▸ What to produce: Give back the data below exactly, with every line kept the same.

▸ Given information:
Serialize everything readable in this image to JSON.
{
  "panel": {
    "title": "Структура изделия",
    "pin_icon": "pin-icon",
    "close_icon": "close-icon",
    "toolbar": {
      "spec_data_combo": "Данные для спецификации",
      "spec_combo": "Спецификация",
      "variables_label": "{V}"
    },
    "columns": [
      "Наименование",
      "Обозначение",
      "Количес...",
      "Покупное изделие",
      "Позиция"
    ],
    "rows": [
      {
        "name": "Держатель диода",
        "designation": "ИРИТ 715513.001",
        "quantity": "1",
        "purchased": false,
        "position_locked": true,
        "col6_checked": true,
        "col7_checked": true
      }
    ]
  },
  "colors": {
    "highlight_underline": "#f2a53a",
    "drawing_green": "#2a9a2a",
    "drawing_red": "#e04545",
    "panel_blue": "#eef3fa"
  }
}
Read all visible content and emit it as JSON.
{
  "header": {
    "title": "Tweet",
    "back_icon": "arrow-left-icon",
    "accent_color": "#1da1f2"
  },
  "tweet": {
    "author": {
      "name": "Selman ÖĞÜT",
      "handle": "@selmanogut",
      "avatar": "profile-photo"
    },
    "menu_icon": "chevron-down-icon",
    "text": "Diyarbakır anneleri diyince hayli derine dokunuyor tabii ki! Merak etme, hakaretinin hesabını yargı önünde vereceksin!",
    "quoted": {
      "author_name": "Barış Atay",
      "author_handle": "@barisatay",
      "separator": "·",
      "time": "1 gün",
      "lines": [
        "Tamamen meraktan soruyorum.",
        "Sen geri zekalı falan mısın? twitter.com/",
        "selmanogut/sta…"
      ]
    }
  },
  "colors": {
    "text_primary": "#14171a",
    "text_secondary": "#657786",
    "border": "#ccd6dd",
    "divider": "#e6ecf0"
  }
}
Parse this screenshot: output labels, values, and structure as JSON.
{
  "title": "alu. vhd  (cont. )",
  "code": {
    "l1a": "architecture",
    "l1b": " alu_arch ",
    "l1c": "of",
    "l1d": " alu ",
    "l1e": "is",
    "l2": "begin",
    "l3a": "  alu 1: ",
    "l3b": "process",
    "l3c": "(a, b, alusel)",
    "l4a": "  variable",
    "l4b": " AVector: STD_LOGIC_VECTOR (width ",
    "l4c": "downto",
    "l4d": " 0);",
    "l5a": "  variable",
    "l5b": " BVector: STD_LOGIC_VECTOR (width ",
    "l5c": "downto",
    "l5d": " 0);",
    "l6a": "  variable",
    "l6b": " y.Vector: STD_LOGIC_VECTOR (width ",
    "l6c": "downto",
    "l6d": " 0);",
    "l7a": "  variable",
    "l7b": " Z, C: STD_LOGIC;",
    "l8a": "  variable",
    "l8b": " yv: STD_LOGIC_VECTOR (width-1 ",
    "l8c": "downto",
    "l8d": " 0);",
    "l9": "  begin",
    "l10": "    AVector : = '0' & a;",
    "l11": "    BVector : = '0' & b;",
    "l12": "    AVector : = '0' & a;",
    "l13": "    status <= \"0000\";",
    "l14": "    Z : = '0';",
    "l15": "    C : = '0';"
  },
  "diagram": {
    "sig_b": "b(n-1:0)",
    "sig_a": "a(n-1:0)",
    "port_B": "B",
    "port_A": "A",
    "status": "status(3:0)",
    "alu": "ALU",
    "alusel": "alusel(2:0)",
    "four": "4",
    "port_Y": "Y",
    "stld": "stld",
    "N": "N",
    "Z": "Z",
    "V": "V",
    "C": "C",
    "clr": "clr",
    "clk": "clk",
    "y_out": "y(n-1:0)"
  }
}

▸ Answer for this exercise:
Serialize everything readable in this image to JSON.
{
  "panel": {
    "title": "Структура изделия",
    "pin_icon": "pin-icon",
    "close_icon": "close-icon",
    "toolbar": {
      "spec_data_combo": "Данные для спецификации",
      "spec_combo": "Спецификация",
      "variables_label": "{V}"
    },
    "columns": [
      "Наименование",
      "Обозначение",
      "Количес...",
      "Покупное изделие",
      "Позиция"
    ],
    "rows": [
      {
        "name": "Держатель диода",
        "designation": "ИРИТ 715513.001",
        "quantity": "1",
        "purchased": false,
        "position_locked": true,
        "col6_checked": true,
        "col7_checked": true
      }
    ]
  },
  "colors": {
    "highlight_underline": "#f2a53a",
    "drawing_green": "#2a9a2a",
    "drawing_red": "#e04545",
    "panel_blue": "#eef3fa"
  }
}
Read all visible content and emit it as JSON.
{
  "header": {
    "title": "Tweet",
    "back_icon": "arrow-left-icon",
    "accent_color": "#1da1f2"
  },
  "tweet": {
    "author": {
      "name": "Selman ÖĞÜT",
      "handle": "@selmanogut",
      "avatar": "profile-photo"
    },
    "menu_icon": "chevron-down-icon",
    "text": "Diyarbakır anneleri diyince hayli derine dokunuyor tabii ki! Merak etme, hakaretinin hesabını yargı önünde vereceksin!",
    "quoted": {
      "author_name": "Barış Atay",
      "author_handle": "@barisatay",
      "separator": "·",
      "time": "1 gün",
      "lines": [
        "Tamamen meraktan soruyorum.",
        "Sen geri zekalı falan mısın? twitter.com/",
        "selmanogut/sta…"
      ]
    }
  },
  "colors": {
    "text_primary": "#14171a",
    "text_secondary": "#657786",
    "border": "#ccd6dd",
    "divider": "#e6ecf0"
  }
}
Parse this screenshot: output labels, values, and structure as JSON.
{
  "title": "alu. vhd  (cont. )",
  "code": {
    "l1a": "architecture",
    "l1b": " alu_arch ",
    "l1c": "of",
    "l1d": " alu ",
    "l1e": "is",
    "l2": "begin",
    "l3a": "  alu 1: ",
    "l3b": "process",
    "l3c": "(a, b, alusel)",
    "l4a": "  variable",
    "l4b": " AVector: STD_LOGIC_VECTOR (width ",
    "l4c": "downto",
    "l4d": " 0);",
    "l5a": "  variable",
    "l5b": " BVector: STD_LOGIC_VECTOR (width ",
    "l5c": "downto",
    "l5d": " 0);",
    "l6a": "  variable",
    "l6b": " y.Vector: STD_LOGIC_VECTOR (width ",
    "l6c": "downto",
    "l6d": " 0);",
    "l7a": "  variable",
    "l7b": " Z, C: STD_LOGIC;",
    "l8a": "  variable",
    "l8b": " yv: STD_LOGIC_VECTOR (width-1 ",
    "l8c": "downto",
    "l8d": " 0);",
    "l9": "  begin",
    "l10": "    AVector : = '0' & a;",
    "l11": "    BVector : = '0' & b;",
    "l12": "    AVector : = '0' & a;",
    "l13": "    status <= \"0000\";",
    "l14": "    Z : = '0';",
    "l15": "    C : = '0';"
  },
  "diagram": {
    "sig_b": "b(n-1:0)",
    "sig_a": "a(n-1:0)",
    "port_B": "B",
    "port_A": "A",
    "status": "status(3:0)",
    "alu": "ALU",
    "alusel": "alusel(2:0)",
    "four": "4",
    "port_Y": "Y",
    "stld": "stld",
    "N": "N",
    "Z": "Z",
    "V": "V",
    "C": "C",
    "clr": "clr",
    "clk": "clk",
    "y_out": "y(n-1:0)"
  }
}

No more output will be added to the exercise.